__THE PROBLEM__: Please copy each line of the records below that holds the word "number".
==*==
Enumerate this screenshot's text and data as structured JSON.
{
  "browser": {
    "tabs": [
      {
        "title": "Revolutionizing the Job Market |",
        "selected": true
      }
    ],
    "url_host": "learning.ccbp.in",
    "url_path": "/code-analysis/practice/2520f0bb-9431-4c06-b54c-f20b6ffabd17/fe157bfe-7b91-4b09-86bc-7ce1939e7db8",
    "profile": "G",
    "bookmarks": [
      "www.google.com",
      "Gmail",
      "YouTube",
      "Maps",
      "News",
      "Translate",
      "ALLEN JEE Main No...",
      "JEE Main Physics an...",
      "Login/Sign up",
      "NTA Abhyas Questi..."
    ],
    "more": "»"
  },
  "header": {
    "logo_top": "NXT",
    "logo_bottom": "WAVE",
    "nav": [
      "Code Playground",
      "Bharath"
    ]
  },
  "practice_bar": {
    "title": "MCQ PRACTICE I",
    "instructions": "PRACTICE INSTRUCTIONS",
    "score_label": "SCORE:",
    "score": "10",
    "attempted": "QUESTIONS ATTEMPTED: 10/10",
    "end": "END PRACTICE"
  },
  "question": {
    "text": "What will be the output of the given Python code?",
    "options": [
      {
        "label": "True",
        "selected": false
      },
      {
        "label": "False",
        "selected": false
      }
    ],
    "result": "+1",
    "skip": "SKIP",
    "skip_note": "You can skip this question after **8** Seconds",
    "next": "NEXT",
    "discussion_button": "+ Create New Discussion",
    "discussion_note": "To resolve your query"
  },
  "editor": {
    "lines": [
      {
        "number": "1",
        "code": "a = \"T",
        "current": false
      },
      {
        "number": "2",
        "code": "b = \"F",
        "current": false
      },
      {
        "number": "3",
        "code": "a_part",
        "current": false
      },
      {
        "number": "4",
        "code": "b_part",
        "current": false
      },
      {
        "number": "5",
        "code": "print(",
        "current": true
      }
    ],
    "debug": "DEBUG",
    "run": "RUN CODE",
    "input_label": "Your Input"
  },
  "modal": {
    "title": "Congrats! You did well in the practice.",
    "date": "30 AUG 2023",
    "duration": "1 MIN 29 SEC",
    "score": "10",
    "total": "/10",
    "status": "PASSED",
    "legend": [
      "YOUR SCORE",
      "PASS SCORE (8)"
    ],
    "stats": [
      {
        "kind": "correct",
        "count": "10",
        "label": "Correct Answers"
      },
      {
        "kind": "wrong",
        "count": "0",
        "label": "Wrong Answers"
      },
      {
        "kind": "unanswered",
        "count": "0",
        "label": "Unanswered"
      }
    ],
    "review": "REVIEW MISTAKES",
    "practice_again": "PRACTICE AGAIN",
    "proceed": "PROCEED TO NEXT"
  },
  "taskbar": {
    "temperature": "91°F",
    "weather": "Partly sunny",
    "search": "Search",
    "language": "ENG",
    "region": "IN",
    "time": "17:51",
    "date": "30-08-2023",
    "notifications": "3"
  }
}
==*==
__SOLUTION TO THE PROBLEM__:
        "number": "1",
        "number": "2",
        "number": "3",
        "number": "4",
        "number": "5",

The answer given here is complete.